*** SUPPLIED MATERIAL Section Begins ***

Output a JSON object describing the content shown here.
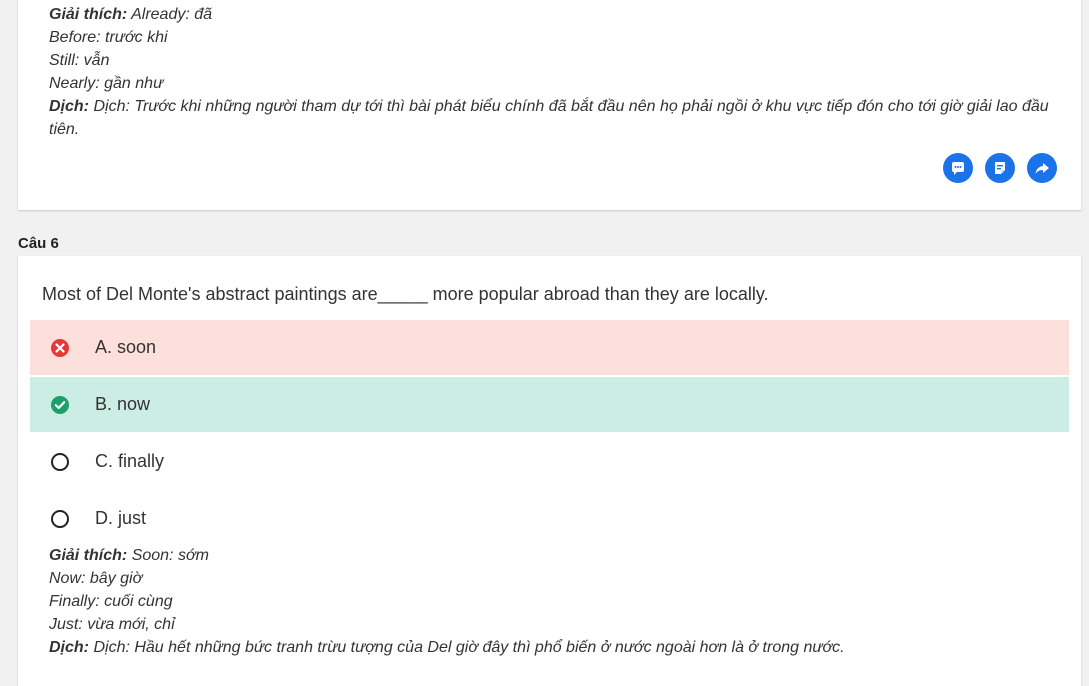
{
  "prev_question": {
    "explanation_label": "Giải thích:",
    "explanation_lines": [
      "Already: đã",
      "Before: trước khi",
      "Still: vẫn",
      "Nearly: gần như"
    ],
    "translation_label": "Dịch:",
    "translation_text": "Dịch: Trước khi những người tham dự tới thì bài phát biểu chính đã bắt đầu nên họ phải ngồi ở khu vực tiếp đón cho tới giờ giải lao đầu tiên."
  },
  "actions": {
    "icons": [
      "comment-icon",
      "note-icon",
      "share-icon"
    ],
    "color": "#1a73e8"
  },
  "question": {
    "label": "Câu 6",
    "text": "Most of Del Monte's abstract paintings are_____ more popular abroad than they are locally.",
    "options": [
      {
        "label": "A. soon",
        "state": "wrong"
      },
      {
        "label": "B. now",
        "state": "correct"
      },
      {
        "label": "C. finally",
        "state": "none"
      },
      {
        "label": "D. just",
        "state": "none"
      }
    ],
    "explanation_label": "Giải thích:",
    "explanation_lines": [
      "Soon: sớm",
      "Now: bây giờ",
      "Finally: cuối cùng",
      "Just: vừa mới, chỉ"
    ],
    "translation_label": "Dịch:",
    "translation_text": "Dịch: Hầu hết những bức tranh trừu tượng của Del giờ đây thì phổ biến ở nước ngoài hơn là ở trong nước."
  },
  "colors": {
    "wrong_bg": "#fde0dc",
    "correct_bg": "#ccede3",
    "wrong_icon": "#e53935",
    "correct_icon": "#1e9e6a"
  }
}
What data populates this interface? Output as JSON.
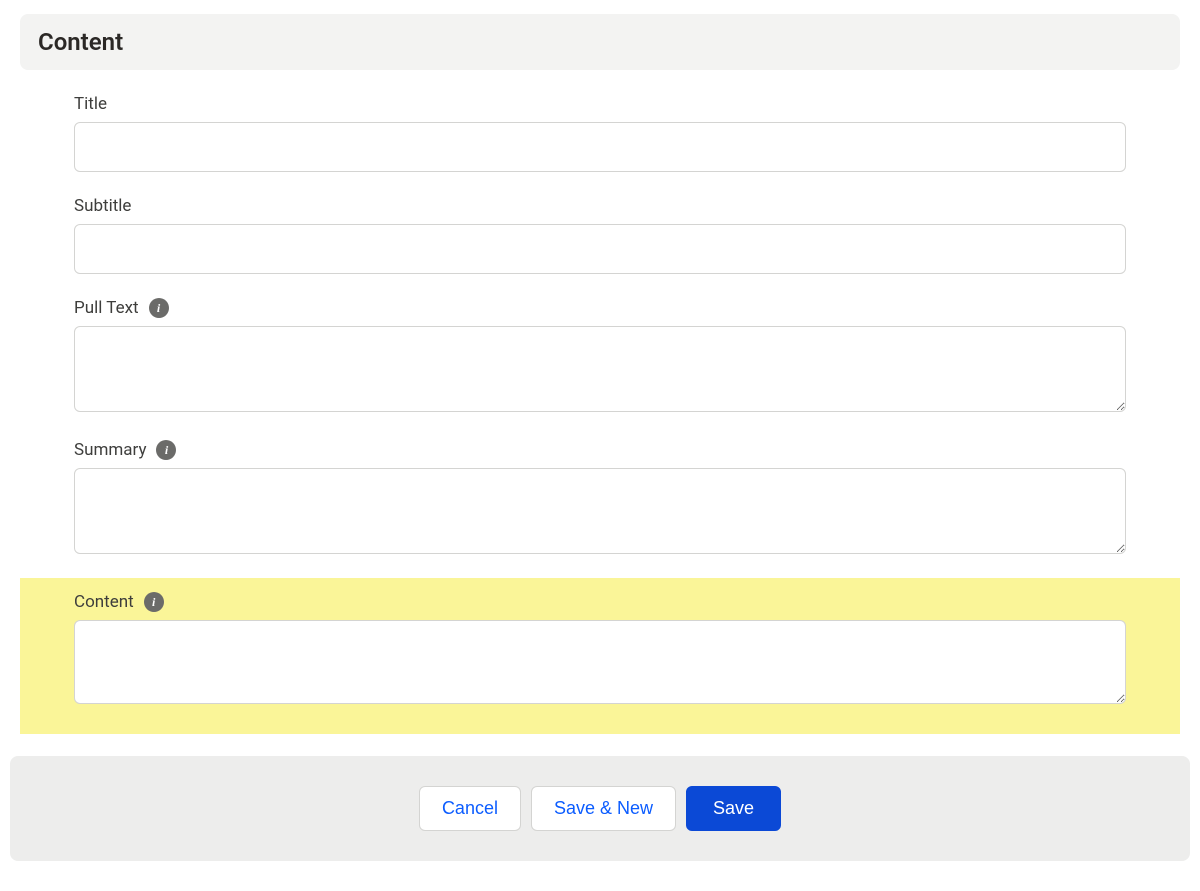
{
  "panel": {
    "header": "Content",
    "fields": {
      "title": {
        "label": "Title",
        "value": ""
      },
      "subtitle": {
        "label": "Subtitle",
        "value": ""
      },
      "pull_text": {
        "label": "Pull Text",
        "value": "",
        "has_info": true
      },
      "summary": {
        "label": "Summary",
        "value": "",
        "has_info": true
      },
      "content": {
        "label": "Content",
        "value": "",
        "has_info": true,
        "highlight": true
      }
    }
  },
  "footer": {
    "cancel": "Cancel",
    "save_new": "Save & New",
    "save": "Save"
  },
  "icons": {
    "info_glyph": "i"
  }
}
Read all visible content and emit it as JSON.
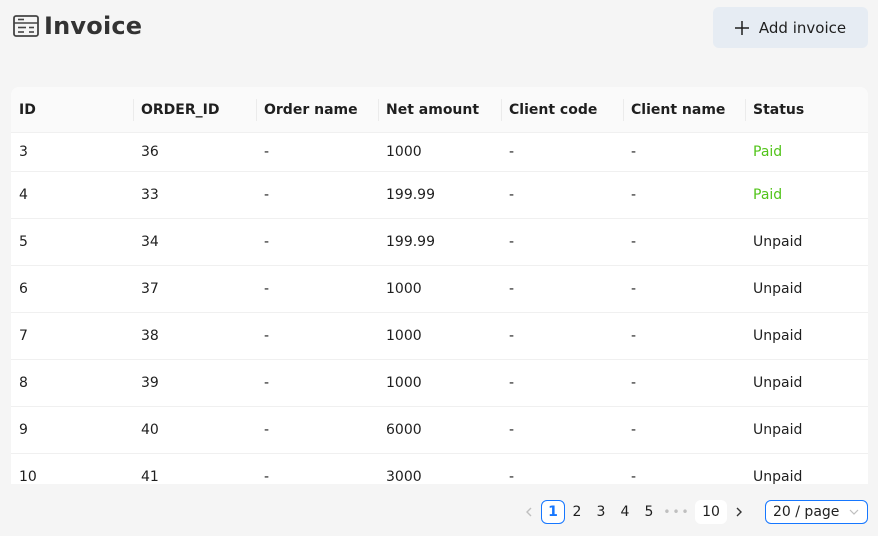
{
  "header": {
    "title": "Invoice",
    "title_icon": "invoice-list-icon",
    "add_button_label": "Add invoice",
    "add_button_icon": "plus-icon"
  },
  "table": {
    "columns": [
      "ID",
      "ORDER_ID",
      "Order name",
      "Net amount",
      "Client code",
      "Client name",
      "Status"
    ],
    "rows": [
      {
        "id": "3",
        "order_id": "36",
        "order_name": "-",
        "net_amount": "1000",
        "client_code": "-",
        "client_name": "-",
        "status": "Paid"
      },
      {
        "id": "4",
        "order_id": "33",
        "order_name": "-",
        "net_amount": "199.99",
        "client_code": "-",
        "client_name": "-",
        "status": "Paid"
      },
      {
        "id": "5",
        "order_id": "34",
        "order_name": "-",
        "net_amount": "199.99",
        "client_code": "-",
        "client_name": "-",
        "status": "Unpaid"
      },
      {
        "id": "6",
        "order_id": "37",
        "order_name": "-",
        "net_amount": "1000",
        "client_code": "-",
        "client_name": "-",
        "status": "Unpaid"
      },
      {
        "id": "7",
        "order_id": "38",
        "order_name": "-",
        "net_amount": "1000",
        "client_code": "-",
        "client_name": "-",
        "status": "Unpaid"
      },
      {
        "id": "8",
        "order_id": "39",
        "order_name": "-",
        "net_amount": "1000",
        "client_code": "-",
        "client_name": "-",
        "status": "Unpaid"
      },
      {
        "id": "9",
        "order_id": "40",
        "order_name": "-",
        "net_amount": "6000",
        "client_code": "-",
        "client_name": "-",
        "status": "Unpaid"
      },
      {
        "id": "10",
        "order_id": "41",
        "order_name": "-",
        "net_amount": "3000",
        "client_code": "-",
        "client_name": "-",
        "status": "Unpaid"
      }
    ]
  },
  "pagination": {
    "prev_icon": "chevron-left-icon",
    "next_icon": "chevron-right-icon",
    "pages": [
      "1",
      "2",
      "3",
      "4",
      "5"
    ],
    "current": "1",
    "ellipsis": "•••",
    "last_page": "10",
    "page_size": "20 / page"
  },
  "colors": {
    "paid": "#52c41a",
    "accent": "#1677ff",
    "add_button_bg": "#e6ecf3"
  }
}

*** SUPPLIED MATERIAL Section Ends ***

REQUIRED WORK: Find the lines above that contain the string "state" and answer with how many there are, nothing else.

RESPONSE TO THE EXERCISE: 4